Monday, August 1, 2016

The Secret Berber Treatment for Snoring

'Ah, Mister, does one need a treatment?' The twinkly-eyed aged Berber guy inquired abruptly. For some reason his voice that was quiet taken, cutting through the din of never-ending entreaties and mopeds, cries, donkeys, horns to see a series of retail premises, as we sheltered for an instant in the piercing sunlight and penetrated our exhausted stupor.

Two refreshing mint teas and half an hour after, we'd loved an extensive tour of conventional and historic treatments and make-up, from argan oil to frankincence. The prosperity of the early sultans and the history of the spice trade, developing as it had in a semi desert climate, made everything from digestive remedies to compellingly specialist creative artwork and aromatic perfumed oils a fine. A glorious mix of north meeting south, east meeting west, and here the wisdom of the ages had joined to create alternatives to every societal or malady issue. But it was clear my partner's long ago broken nose had the snoring difficulty he'd endured from for almost two decades, and proposed sinuses filled with scar tissue.

And the chin strap snoring solution? Not pharmaceutically, although I had struck these pungent dark nibs in masalas before. Nevertheless, it was shown, when wriggled into a bit of fine material and rubbed steadfastly and they give off a pungent smell, which I could well envisage being a strong decongestant. And, the exact same seeds could be kept and reused many times as our host pointed out.

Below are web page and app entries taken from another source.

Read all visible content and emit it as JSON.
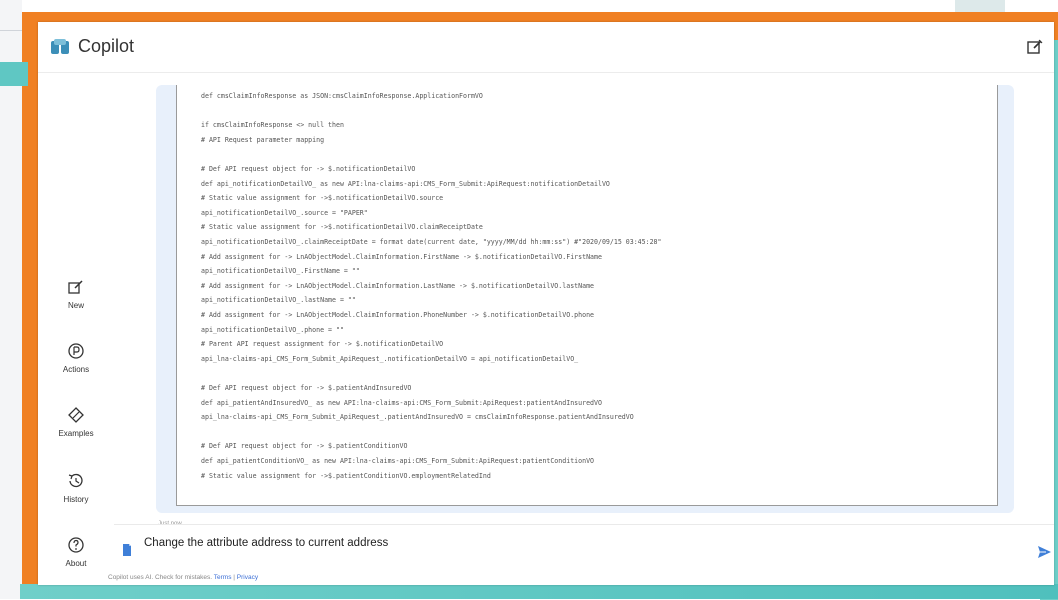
{
  "app": {
    "title": "Copilot"
  },
  "sidebar": {
    "items": [
      {
        "label": "New",
        "icon": "new-chat-icon"
      },
      {
        "label": "Actions",
        "icon": "actions-icon"
      },
      {
        "label": "Examples",
        "icon": "examples-icon"
      },
      {
        "label": "History",
        "icon": "history-icon"
      },
      {
        "label": "About",
        "icon": "about-icon"
      }
    ]
  },
  "message": {
    "code_lines": [
      "def cmsClaimInfoResponse as JSON:cmsClaimInfoResponse.ApplicationFormVO",
      "",
      "if cmsClaimInfoResponse <> null then",
      "# API Request parameter mapping",
      "",
      "# Def API request object for -> $.notificationDetailVO",
      "def api_notificationDetailVO_ as new API:lna-claims-api:CMS_Form_Submit:ApiRequest:notificationDetailVO",
      "# Static value assignment for ->$.notificationDetailVO.source",
      "api_notificationDetailVO_.source = \"PAPER\"",
      "# Static value assignment for ->$.notificationDetailVO.claimReceiptDate",
      "api_notificationDetailVO_.claimReceiptDate = format date(current date, \"yyyy/MM/dd hh:mm:ss\") #\"2020/09/15 03:45:28\"",
      "# Add assignment for -> LnAObjectModel.ClaimInformation.FirstName -> $.notificationDetailVO.FirstName",
      "api_notificationDetailVO_.FirstName = \"\"",
      "# Add assignment for -> LnAObjectModel.ClaimInformation.LastName -> $.notificationDetailVO.lastName",
      "api_notificationDetailVO_.lastName = \"\"",
      "# Add assignment for -> LnAObjectModel.ClaimInformation.PhoneNumber -> $.notificationDetailVO.phone",
      "api_notificationDetailVO_.phone = \"\"",
      "# Parent API request assignment for -> $.notificationDetailVO",
      "api_lna-claims-api_CMS_Form_Submit_ApiRequest_.notificationDetailVO = api_notificationDetailVO_",
      "",
      "# Def API request object for -> $.patientAndInsuredVO",
      "def api_patientAndInsuredVO_ as new API:lna-claims-api:CMS_Form_Submit:ApiRequest:patientAndInsuredVO",
      "api_lna-claims-api_CMS_Form_Submit_ApiRequest_.patientAndInsuredVO = cmsClaimInfoResponse.patientAndInsuredVO",
      "",
      "# Def API request object for -> $.patientConditionVO",
      "def api_patientConditionVO_ as new API:lna-claims-api:CMS_Form_Submit:ApiRequest:patientConditionVO",
      "# Static value assignment for ->$.patientConditionVO.employmentRelatedInd"
    ],
    "timestamp": "Just now"
  },
  "composer": {
    "text": "Change the attribute address to current address"
  },
  "footer": {
    "text": "Copilot uses AI. Check for mistakes.",
    "terms": "Terms",
    "sep": "|",
    "privacy": "Privacy"
  },
  "colors": {
    "accent_orange": "#f08023",
    "accent_teal": "#5fc7c3",
    "message_bg": "#e8f0fb",
    "link": "#3b6fd6"
  }
}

Well, the tea was wonderful and we'd not have revealed ingratitude or offence, so 100g of nigella seed added itself to my growing stack of small totes at the till. I will consistently use them I believed. You may ask does pure sleep work?